Is Adobe Flash finally being put out to pasture?
You’re likely very familiar with Adobe Flash. Or at the very least, you’re used to seeing a window like this pop-up every once in a while as you browse the internet for cat videos and whatnot.
Flash has been around for a while. Back in the 90’s as the internet was getting to be kind of a big deal, the software was acquired from a company called FutureWave Software by a graphics, multimedia and web development software company named Macromedia (that’s a throwback); it went from being named FutureSplash to being called Macromedia Flash. Adobe took over Flash in 2005 when it acquired Macromedia. Flash in all of its forms has been a platform for creating things like vector-based graphics and animations – it’s likely behind many of the mobile games on your smartphone or tablet! You may be more aware of how Flash is used to stream audio and video while on the web courtesy of the Adobe Flash Player.
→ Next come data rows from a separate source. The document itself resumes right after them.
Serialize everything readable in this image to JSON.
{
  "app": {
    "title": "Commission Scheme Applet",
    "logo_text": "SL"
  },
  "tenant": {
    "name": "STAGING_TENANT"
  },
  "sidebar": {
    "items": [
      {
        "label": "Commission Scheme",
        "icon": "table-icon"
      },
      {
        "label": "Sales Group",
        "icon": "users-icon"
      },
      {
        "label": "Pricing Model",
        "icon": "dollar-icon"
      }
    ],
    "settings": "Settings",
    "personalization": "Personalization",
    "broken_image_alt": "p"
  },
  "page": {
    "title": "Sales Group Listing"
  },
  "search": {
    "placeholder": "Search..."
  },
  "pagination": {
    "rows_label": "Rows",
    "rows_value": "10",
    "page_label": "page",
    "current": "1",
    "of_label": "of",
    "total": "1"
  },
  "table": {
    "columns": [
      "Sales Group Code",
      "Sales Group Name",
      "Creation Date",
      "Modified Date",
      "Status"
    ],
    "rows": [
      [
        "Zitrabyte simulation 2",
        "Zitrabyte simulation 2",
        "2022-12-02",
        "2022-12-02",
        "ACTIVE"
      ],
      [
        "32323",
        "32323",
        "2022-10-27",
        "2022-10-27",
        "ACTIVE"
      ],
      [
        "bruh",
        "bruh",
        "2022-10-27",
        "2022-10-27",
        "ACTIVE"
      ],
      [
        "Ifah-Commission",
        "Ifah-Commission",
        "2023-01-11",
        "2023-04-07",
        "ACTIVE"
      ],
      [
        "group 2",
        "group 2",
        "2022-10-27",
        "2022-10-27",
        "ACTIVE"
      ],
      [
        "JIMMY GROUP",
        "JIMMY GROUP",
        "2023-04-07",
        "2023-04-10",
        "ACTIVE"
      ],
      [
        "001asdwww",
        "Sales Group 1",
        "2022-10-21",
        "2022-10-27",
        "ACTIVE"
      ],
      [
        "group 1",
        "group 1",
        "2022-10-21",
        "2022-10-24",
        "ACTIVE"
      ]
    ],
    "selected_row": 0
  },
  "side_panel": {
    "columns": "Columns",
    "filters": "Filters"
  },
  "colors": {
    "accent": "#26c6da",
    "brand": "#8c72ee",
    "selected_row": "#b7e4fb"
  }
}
In the 2000’s, it was easy to find Flash-based games, advertisements, and other interactive media all over the internet that required one to have Flash Player installed in order to make use of it. As we near 2016, it seems we’re even closer to a time when we may officially say good-bye to the platform. For one thing, more and more websites are turning to HTML5 technology as the primary format for their applications. HTML5 includes a number of features that are designed to make including and handling multimedia and graphical content on the web much easier, making an old-school plugin like Flash Player a little obsolete. Additionally, you may have noticed that interacting with Flash-based content on the web while using a mobile device is not exactly a thing (Adobe has been working to make Flash more HTML5 compatible, admittedly). The platform has also had its share of security and vulnerability issues over the years.
So what does the future hold for Flash? For the moment, just a name change apparently. Adobe announced earlier this week that Animate CC (previously Flash Professional CC) will be “Adobe’s premier web animation tool for developing HTML5 content while continuing to support the creation of Flash content”. Adobe Animate CC will be out in early 2016, along with a new HTML5 player for desktop browsers. While Adobe does seem to acknowledge that HTML5 will be the “web platform of the future across all devices”, the company doesn’t seem quite ready to put Flash to bed.
In the meantime, we’ll just make sure we continue to provide you with content you can view across all of your devices – we’d be doing our motto a disservice otherwise!